> _REQUIRED ACTION_:
Each line that includes the word "description" should be copied from the records.

> _RECORDS TO PROCESS_:

- Opening Delimiter -

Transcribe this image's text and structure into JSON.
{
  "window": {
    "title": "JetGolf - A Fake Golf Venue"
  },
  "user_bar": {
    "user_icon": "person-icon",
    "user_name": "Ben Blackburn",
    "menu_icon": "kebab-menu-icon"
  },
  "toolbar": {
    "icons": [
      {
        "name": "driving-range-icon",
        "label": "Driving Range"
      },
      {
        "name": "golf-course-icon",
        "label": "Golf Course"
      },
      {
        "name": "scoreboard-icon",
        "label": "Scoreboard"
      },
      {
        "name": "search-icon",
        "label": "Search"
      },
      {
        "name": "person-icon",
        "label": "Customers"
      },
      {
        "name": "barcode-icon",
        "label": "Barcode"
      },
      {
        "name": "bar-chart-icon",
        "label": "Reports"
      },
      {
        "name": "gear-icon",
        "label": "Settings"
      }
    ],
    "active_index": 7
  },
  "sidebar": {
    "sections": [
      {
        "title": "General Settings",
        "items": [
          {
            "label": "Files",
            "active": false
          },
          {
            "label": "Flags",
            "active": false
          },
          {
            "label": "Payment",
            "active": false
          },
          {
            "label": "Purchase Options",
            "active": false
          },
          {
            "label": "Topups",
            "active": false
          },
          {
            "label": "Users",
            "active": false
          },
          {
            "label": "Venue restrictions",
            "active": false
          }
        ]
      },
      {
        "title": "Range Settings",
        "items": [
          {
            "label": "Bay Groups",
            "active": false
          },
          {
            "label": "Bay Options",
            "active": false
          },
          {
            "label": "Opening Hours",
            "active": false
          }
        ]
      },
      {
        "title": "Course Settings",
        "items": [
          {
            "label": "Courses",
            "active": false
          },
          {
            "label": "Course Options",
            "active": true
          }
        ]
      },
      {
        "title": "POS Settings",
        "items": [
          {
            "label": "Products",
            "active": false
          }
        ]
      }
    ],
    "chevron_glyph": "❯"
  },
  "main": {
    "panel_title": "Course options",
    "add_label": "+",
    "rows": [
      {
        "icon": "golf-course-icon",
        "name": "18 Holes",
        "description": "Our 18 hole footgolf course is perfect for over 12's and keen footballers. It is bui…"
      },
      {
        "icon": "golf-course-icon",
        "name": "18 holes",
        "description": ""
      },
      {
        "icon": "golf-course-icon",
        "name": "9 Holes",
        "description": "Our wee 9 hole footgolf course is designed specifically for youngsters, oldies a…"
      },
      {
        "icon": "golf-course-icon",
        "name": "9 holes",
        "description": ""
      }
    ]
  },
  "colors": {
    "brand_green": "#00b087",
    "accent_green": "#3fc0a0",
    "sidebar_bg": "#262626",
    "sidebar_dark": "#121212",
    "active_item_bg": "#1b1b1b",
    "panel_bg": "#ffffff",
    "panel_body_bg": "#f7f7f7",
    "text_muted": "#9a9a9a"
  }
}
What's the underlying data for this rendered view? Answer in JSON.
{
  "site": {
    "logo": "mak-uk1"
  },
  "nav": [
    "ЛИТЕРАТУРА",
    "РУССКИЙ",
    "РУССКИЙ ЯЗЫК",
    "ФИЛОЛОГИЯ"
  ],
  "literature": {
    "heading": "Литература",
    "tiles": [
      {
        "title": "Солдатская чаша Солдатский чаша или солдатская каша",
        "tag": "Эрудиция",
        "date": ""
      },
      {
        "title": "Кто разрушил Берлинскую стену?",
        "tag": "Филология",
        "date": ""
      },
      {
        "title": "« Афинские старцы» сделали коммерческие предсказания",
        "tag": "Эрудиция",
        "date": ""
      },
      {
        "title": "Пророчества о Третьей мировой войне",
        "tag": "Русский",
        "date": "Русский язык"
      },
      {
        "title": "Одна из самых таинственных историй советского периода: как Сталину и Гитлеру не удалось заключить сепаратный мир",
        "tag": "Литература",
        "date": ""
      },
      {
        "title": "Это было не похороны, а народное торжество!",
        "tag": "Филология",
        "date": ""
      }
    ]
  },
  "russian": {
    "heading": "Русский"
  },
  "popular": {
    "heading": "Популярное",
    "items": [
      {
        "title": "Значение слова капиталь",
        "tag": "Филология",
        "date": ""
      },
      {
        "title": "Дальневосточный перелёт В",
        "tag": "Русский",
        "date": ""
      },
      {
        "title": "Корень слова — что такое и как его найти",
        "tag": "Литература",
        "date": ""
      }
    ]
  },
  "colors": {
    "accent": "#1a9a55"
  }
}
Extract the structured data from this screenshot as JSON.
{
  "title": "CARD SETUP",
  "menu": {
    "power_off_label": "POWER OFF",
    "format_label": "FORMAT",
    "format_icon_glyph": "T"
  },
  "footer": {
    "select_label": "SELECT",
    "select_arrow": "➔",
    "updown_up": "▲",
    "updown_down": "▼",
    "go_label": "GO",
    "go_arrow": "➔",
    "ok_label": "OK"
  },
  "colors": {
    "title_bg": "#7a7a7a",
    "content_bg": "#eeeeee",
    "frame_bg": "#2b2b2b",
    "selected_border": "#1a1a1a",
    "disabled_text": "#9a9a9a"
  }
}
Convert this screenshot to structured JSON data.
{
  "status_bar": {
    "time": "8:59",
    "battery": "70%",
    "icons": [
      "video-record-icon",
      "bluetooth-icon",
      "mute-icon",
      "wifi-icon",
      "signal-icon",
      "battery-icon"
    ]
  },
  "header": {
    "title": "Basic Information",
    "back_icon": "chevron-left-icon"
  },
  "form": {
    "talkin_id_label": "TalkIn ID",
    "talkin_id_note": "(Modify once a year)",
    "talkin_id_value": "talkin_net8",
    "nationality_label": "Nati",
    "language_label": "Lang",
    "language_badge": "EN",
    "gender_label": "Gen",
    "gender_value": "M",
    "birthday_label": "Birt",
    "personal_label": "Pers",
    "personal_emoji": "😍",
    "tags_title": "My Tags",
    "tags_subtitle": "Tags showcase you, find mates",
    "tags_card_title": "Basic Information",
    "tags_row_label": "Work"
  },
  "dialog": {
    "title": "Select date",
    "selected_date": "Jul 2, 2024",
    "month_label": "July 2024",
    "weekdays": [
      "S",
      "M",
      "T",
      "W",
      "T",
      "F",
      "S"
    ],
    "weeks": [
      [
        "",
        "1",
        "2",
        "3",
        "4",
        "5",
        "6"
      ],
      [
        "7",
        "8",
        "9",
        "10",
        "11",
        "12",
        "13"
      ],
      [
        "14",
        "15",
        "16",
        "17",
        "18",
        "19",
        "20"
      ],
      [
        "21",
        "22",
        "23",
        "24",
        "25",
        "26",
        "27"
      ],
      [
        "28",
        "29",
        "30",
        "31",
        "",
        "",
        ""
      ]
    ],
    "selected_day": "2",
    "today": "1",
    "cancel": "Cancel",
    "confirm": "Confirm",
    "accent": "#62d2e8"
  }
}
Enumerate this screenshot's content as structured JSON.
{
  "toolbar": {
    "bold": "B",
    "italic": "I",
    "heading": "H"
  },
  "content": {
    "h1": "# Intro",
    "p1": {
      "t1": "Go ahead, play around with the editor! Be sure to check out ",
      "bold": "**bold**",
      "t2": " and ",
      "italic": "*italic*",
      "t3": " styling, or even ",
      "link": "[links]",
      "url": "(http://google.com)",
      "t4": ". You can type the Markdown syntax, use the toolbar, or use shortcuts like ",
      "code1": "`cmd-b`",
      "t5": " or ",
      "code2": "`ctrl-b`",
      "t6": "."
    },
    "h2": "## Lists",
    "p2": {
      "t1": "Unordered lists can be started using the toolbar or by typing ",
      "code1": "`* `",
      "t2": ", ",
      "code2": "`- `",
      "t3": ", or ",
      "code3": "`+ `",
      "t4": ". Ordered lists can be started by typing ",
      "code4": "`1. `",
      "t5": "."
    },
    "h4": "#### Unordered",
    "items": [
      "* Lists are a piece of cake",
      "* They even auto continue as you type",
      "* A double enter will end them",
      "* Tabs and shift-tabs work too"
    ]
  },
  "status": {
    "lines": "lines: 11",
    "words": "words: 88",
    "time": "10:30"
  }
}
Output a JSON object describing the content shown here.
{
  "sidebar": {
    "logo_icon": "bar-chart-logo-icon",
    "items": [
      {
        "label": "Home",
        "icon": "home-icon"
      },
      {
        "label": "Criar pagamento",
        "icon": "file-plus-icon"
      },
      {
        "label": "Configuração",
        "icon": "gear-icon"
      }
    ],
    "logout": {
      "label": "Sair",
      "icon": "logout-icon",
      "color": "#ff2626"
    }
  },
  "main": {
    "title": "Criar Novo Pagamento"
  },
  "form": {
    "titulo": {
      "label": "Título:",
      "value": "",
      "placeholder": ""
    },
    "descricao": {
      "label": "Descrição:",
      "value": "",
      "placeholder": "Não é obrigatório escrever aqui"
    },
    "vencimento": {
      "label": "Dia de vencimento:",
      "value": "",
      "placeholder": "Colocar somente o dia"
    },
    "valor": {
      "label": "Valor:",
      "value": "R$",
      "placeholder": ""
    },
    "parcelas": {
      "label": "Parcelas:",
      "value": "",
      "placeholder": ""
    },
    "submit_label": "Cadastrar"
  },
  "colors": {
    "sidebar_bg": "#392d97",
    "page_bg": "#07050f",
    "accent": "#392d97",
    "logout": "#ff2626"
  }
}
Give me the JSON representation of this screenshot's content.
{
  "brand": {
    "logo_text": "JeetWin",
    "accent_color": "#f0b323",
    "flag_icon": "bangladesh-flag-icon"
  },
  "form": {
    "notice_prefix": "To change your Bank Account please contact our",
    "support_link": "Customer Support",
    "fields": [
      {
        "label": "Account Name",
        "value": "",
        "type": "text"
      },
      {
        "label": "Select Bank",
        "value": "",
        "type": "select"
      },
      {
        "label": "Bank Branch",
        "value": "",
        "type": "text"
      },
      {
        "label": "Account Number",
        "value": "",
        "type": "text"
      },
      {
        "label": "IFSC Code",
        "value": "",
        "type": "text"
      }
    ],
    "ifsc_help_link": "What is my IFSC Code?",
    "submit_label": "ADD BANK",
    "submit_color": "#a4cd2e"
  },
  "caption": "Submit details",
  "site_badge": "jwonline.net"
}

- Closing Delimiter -

> _RESULT OF THE EXERCISE_:
        "description": "Our 18 hole footgolf course is perfect for over 12's and keen footballers. It is bui…"
        "description": ""
        "description": "Our wee 9 hole footgolf course is designed specifically for youngsters, oldies a…"
        "description": ""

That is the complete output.